“There’s no way that when the rule was put into place that this was even contemplated,” he said. “I don’t know how many young people in Alabama play for their country, but I’m guessing it’s not very many. Certainly, not very many who still have high school eligibility.”
Good thing, he added, the AHSAA wasn’t around when that US Airways jet was forced to make an emergency landing in the Hudson River. “I assume they would’ve cited Sully Sullenberger for boating without a license.”
The Davenport ruling turned Alabama into a national disgrace, drawing universal condemnation from all corners of the sporting world.
Golden State Warriors star DeMarcus Cousins, a native of the state, demanded that Davenport be allowed to play. Kobe Bryant called it “just about the most ridiculous thing I’ve heard in youth basketball.” Tennis great Billie Jean King described the whole situation as “maddening.”
“To force Maori Davenport to miss her senior year of high school basketball because of a mistake that wasn’t even her fault is nonsensical,” King wrote on Twitter.
The Alabama Legislature, usually a bastion of no-nonsense law and order, even passed a resolution urging the high school association to reconsider its decision.
Davenport still seems a bit overwhelmed by the whole affair.

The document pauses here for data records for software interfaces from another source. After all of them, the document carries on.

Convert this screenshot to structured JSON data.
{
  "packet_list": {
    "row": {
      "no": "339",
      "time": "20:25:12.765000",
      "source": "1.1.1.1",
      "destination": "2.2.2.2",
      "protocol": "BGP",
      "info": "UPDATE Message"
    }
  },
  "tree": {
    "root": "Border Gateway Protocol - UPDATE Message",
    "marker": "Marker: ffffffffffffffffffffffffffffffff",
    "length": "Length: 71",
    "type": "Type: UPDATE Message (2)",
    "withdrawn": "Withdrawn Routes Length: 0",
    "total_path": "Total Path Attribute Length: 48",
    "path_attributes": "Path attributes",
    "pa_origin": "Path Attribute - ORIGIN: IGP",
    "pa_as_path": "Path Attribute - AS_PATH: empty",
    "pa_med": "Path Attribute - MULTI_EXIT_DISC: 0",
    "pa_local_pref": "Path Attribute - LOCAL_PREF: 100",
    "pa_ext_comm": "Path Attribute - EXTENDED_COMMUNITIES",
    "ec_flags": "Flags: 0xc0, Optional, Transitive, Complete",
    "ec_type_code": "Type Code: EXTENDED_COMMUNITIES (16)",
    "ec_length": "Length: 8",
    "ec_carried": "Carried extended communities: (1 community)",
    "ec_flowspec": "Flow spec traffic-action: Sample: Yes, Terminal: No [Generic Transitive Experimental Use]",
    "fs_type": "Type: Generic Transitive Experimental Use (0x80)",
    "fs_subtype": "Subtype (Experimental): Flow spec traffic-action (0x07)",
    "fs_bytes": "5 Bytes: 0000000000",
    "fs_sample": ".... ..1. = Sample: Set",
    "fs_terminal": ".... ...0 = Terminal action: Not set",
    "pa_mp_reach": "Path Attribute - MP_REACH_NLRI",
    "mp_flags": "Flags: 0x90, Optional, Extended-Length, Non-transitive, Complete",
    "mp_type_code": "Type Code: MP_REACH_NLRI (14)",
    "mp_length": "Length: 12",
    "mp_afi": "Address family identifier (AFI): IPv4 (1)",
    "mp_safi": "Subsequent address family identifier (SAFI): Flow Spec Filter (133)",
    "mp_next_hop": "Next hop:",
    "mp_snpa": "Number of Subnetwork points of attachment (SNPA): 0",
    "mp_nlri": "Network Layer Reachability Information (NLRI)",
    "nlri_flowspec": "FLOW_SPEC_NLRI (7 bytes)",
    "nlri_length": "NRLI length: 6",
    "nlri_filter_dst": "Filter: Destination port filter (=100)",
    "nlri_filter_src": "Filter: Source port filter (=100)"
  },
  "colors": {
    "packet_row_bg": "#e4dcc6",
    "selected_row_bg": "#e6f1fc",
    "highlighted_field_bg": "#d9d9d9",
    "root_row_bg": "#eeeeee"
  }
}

And no matter what the judge ultimately rules, her senior year has been forever tarnished.
That’s something she’ll never get back.
“I don’t think I did anything wrong,” Davenport told The Associated Press during a visit to the Legislature this week. “I was confused and I was shocked.”
She hopes no other else has to endure this sort of injustice.
“I just want them to help this not happen to any other student-athlete in Alabama,” Davenport said. “Just be clear about the rules. Always communicate with every high school. That way, this has no chance of happening again.”
Sounds like a reasonable request.
Far more reasonable than what we’ve heard from the adults in the room.
Paul Newberry is a sports columnist for The Associated Press. Write to him at firstname.lastname@example.org or at www.twitter.com/pnewberry1963 His work can be found at https://apnews.com/search/paul%20newberry